This is so inspiring. If this woman who has cancer can keep that great big smile on her face, dance around, be lighthearted and even sassy as she thumbs her nose at a killer disease, certainly I can fight fibromyalgia.
The video made me smile for her but it also made me feel as if I don't do enough to fight, to keep pushing and live the best life I can.
My Rheumatologist has said that fibromyalgia is very similar to cancer in many ways. How life altering it is, how many areas of the body it can or will affect. That it is progressive. The terrible pain. Having to take a lot of medications to control symptoms.
But he said where it differs is that fibromyalgia isn't fatal. You just wish it would be at times. With cancer, the patient has two possible outcomes - 1. A cure. 2. Death. Fibromyalgia has neither. Our only possible outcome is to suffer the rest of our lives. That sucks pretty bad. It's why suicide is the number one killer of people with fibromyalgia.

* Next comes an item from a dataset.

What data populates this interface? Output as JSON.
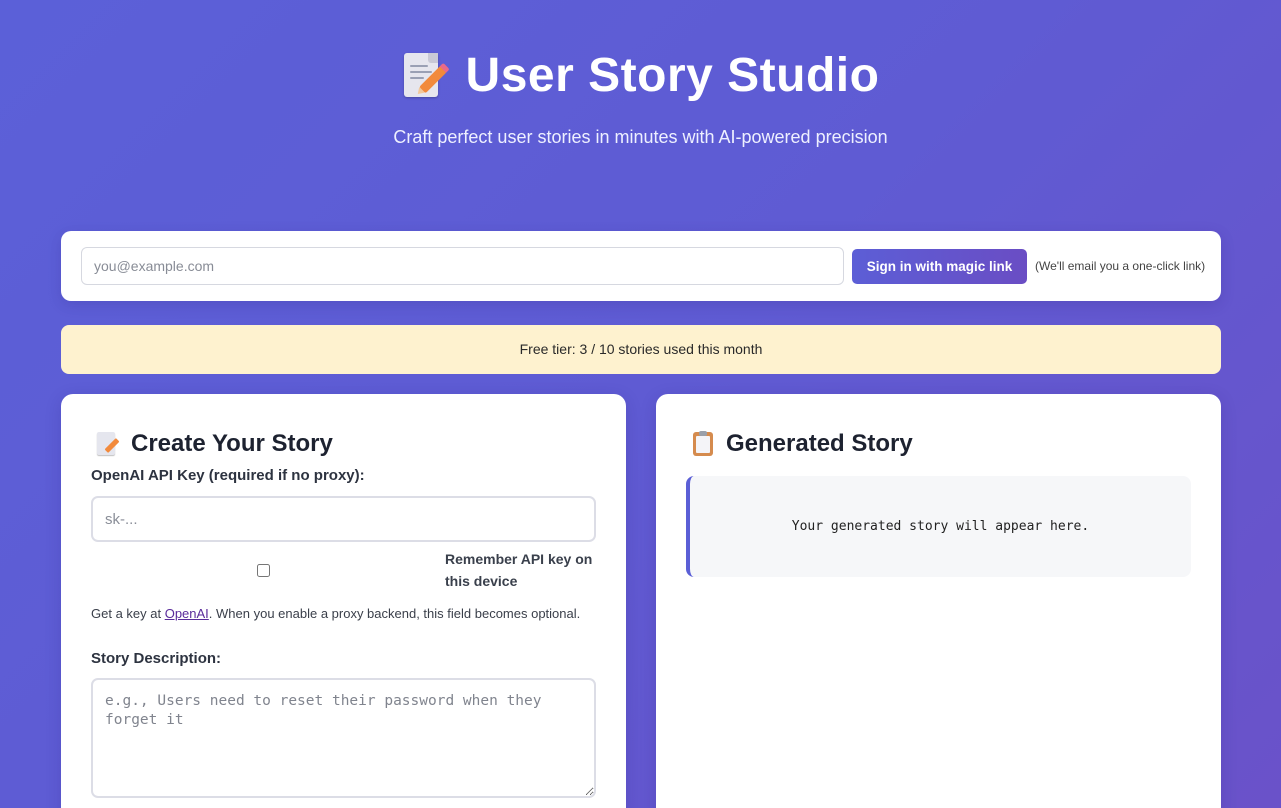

I'm sure there are cancer patients out there that will die of the disease who would trade places with me in a second just to keep living. When I feel the worst, I hold tight to that reality. No matter how bad this disease is, I want to live.
As I watched the video again, I thought about the ways that I do fight fibromyalgia:
The times that I turn on some Elvis or Eminem, maybe some Beyonce or Alabama Shakes and dance around my house. Or.. just sit in my desk chair, fingers snapping, head swaying, butt shaking while I sing along.
I thought about how I make myself get out of bed every morning, no matter how stiff my body is, how much it hurts. I want to stay in that warm cocoon and drift off again but I don't.
Doing at least a couple chores around the house each day. Maybe it's only making my bed - which I never, ever fail to do because it's important to me to accomplish that. Or doing a load of laundry, cooking a simple meal. They are small things but they matter.
Having quality time with my loved ones. It may be a phone conversation or sitting around the living room talking or watching a movie. It could be laying on the floor with my grandchildren and playing blocks or reading them a story. Yes, getting down to the floor and back up is extremely difficult but I manage it. At least for now. Chatting with Tony at night and sharing our somethings, year after year.
Laughing as often as I can and learning something new each day.
All of us fight our illness in whatever way we can. Some days it's easier to do that than others. There are times when we need to stop pushing quite so hard and rest more. That balance is harder to navigate than I ever imagined.
Over all, the video left me feeling inspired. I realized that each and every one of us have our war and all we can do is take it a battle at a time. We will win some and lose some. The most important thing is not being ashamed to lose and to keep getting back up for the next time. And.. not to compare our journey with others.